First, and most important, was to know God, know His word and know His Son. I remember the impression when I flipped through his Thompson Chain Reference Bible and saw the highlights, underlines and notes. I must of been around 8 or 9 at the time. Since then I have come to agree with Teddy Roosevelt in that a thorough knowledge of the Bible is worth more than a college education. The wisdom and guidance on this one book has set the foundation for many trying times in the future.

He taught me to be involved. Don’t just sit on the side lines complaining. Be a man and do something. Any one can complain. Make a commitment to something.

Serve. There is never an excuse not to serve. Serve God, your wife, your family and your country. The sacrifice of serving is important. It builds character and helps put things in perspective. Nothing builds character and appreciation for what God has given you as being part of something bigger than yourself. When you serve, include your children. They need to see you living the faith you talk about. It also helps them take on their own faith, not living out yours.

Put your spouse first. Men, your wife comes before every other person on earth. Your children will learn this quickly and it will give them a tremendous sense of security. The Bible tells us to leave and cleave, not leave and put her second to your family.

Put in an honest days work. Don’t try and cheat the clock out cut corners. Your faith, the integrity of the gospel and your reputation are on the line. The damaged reputation is not with the short term gain.

Your character matters. Sometimes it’s all you have left. Doing something illegal or immoral at work just to keep the job is not worth it. It’s not worth the affront to God nor the damage to your reputation. Remember, a momentary lapse in judgement can do irreparable harm to the things you profess to stand for.

When you are paid, your tithe and offerings come first. All else is secondary. I’m not going to tell you how much to give, that’s between you and God. I do suggest you and your wife be on the same page. I also recommend reading the story of R.G. LeTourneau. An incredible story of giving and God’s hand in return.

I can give many more lessons, but I return to the most important, know God, know His Son and know His word.
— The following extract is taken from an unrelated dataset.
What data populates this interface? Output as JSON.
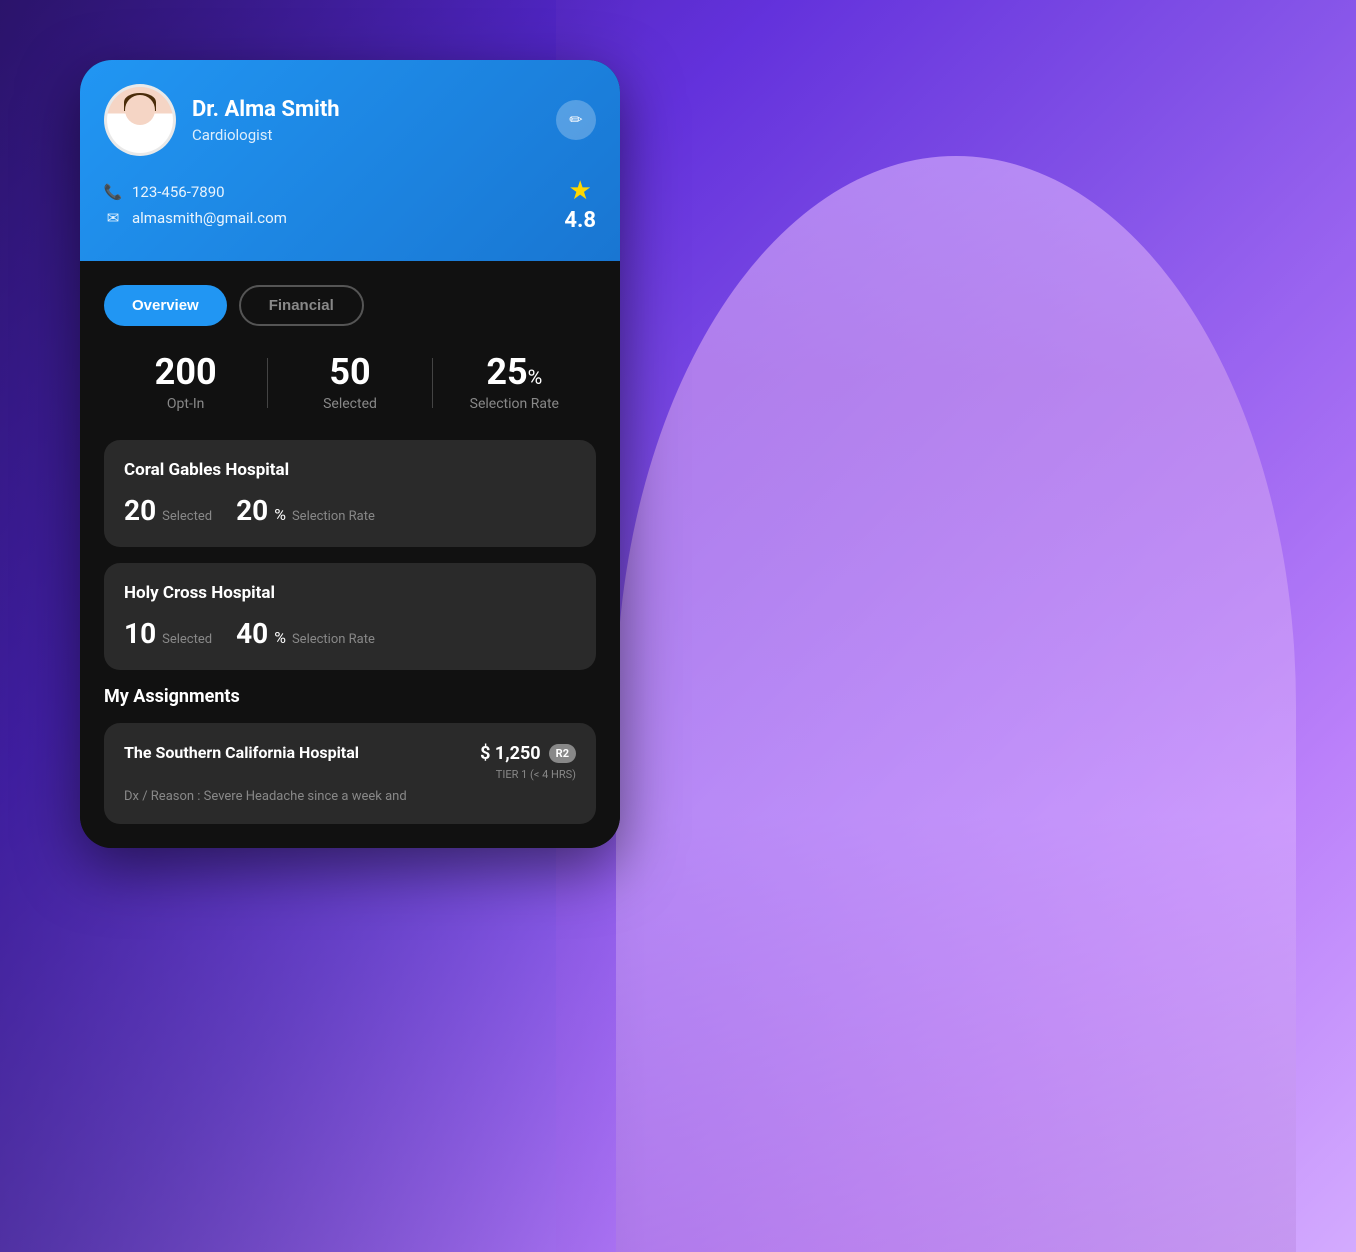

Bio. Andy Specht. Born in Western PA, attended high school in Jamestown, PA before enlisting in the Marine Corps. It was during my time in the Marines that I met my wife who’s from Eastern NC where we reside. I have attended the AG’s School of Ministry and have been in many different aspects of ministry. We have two children. Our oldest graduates high school this spring and is active in the local volunteer fire department. He has been overseas on missions and aspires an internship with Metro Ministries in NYC. Our youngest is passionate about underprivileged children and has her eye on Iris Ministries.

For more about Andy Specht and his work, go to:

Andy Specht – TWITTER

Andy Specht – SOUNDCLOUD

I would be very grateful if you shared  this article and website on your Twitter, Facebook, or other social media.

Here are some more good reads from Manly Training, and don’t forget that every day until Father’s Day manly training is publishing a new testimony from highly recognized authors, pastors and businessman on what they learned from their dads.

Some more good reads by Manly Training.

What Author Tremayne Moore learned from His Dad

My Dad’s Life Lesson That Really Stuck With Me – Tyler Jacobson

What Kevin P Bradford learned from his dad. – Imitate Me!

Dad’s Sacrifices for Me – Robert P Holland

Fight the Good Fight – Whick D Turner

Time for Catch – Phil Conrad

The Sin of a Father – David Moore

What a father should be like…

BUILD CHARACTER INTO YOUR CHILDREN

ANGER VS. ANNOYANCE (as taught by dad)